Some soft tops have a smoother surface, requiring wax, but some soft tops come with an extra textured top deck so wax is not needed. The SBBC 8' Verve is a great example of a soft top that has enough traction on the top deck that you wouldn’t need wax.
Do I Need To Have Some Sort Of Athletic Training Or Sports Background Before I Surf?
You don’t need ANY athletic training or sports background to learn to surf. Surfing is a very unique sport. It requires a very unique set of muscles and motor skills that other sports actually do not successfully train you for. Of course, cross training can help you stay in shape cardiovascularly, but skill-wise, you don’t need to be a star skiier or basketball player to enjoy surfing. I have taught many an athlete to surf, and they were just as challenged by surfing as anyone else. The only thing that will make you progress at a faster rate is more time in the water. The wonderful thing about surfing is that there is no end goal, and for most of us, no winning or losing. It’s just to go out and have fun.
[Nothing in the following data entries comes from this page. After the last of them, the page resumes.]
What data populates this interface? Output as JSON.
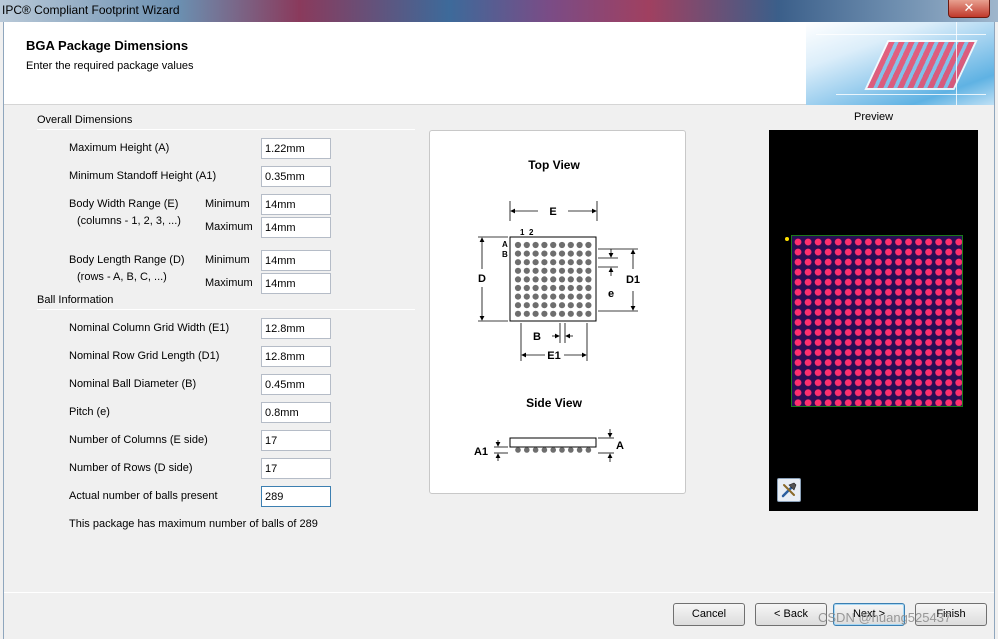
{
  "window": {
    "title": "IPC® Compliant Footprint Wizard",
    "close_glyph": "✕"
  },
  "header": {
    "title": "BGA Package Dimensions",
    "subtitle": "Enter the required package values"
  },
  "overall": {
    "section": "Overall Dimensions",
    "max_height_label": "Maximum Height (A)",
    "max_height": "1.22mm",
    "min_standoff_label": "Minimum Standoff Height (A1)",
    "min_standoff": "0.35mm",
    "body_width_label": "Body Width Range (E)",
    "body_width_sub": "(columns - 1, 2, 3, ...)",
    "body_width_min": "14mm",
    "body_width_max": "14mm",
    "body_length_label": "Body Length Range (D)",
    "body_length_sub": "(rows - A, B, C, ...)",
    "body_length_min": "14mm",
    "body_length_max": "14mm",
    "minimum_label": "Minimum",
    "maximum_label": "Maximum"
  },
  "ball": {
    "section": "Ball Information",
    "col_grid_label": "Nominal Column Grid Width (E1)",
    "col_grid": "12.8mm",
    "row_grid_label": "Nominal Row Grid Length (D1)",
    "row_grid": "12.8mm",
    "ball_diam_label": "Nominal Ball Diameter (B)",
    "ball_diam": "0.45mm",
    "pitch_label": "Pitch (e)",
    "pitch": "0.8mm",
    "num_cols_label": "Number of Columns (E side)",
    "num_cols": "17",
    "num_rows_label": "Number of Rows (D side)",
    "num_rows": "17",
    "actual_balls_label": "Actual number of balls present",
    "actual_balls": "289",
    "max_balls_note": "This package has maximum number of balls of 289"
  },
  "diagram": {
    "top_view": "Top View",
    "side_view": "Side View",
    "E": "E",
    "D": "D",
    "D1": "D1",
    "E1": "E1",
    "B": "B",
    "e": "e",
    "A": "A",
    "A1": "A1",
    "col1": "1",
    "col2": "2",
    "rowA": "A",
    "rowB": "B"
  },
  "preview": {
    "label": "Preview",
    "tool_icon": "wrench-hammer-icon",
    "grid_rows": 17,
    "grid_cols": 17
  },
  "buttons": {
    "cancel": "Cancel",
    "back": "< Back",
    "next": "Next >",
    "finish": "Finish"
  },
  "watermark": "CSDN @huang525437"
}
It is enjoyable at any level of skill, and that is why it is my favorite sport.
Are There Rules I Should Be Aware Of In The Lineup?
There are a lot of moving components in surfing, and safety and awareness to yourself and others is very important. Here are a few important tips to remember in the water.
Don’t ever take off on a wave if someone else is already on it. This is called dropping in and is just as bad as cutting someone off with your car in traffic. Sometimes, dropping in can be dangerous, as it causes collisions and potential injury.
If you are paddling for the same wave as someone else, there actually is a pecking order. The person “deepest” has right to the wave. This means they are the closest to the middle of the wave. The person closer to the shoulder of the wave must let them have it.
Wait your turn. Don’t paddle out and try to catch every wave. It’s called a “lineup” because surfers line up and catch waves in rotation. If you are just paddling out, wait until everyone else who was out in the ocean catches a wave before you paddle for one. Experienced surfers will acknowledge you are their and let you have your turn as well. Wave hogs typically get chased out of the water.
Should I get surf sessions?
Absolutely. The biggest issue I see with new surfers is that they haven’t taken lessons. They have no concept of surf etiquette or water safety. They present a danger to other surfers, and typically ruin the vibe of the lineup by being clueless. So please, take some lessons and learn the ways of the ocean and the line up.
What is the history of longboarding?
This was the first type of surfboard dating back thousands of years in the Polynesian and Hawaiian culture, read our indepth article of the history of longboarding here on our website.
Best longboard surfboard brands and shapers?
For the best longboard soft tops, you couldn’t find better brands than the ones on this list. They are tried and true brands of good quality and performance. Wavestorm, California Board Company and SBBC make great boards, which is why they make the top three on our list. Check them out!
Final Thoughts - Which Should You Get?
If you want a longboard that is versatile, durable and fun, all of the boards on our list would be great. None more so than the SBBC Verve 8’. It has stability and material that is most suitable for beginners. Because of its shape, like the slightly pulled in tail shape and extra rocker, more advanced surfers will have fun on this board, as well.
Good quality material is just as important as board shape. When investing in a surfboard, get one that will last your years. The boards on this list are made from high grade foam core and polyethylene bottom decks. The Wavestorm 8’ soft top for instance, is known for its resistance to damage like punctures, dings and tears.
Whichever board you choose on this list, you will be happy with your purchase. From top quality materials to versatile performance, you’ll be having the time of your life when you get paddling. Be cool in the water, be respectful and safe, and enjoy your new longboard adventure!
Our #1 Pick - SBBC VERVE 8'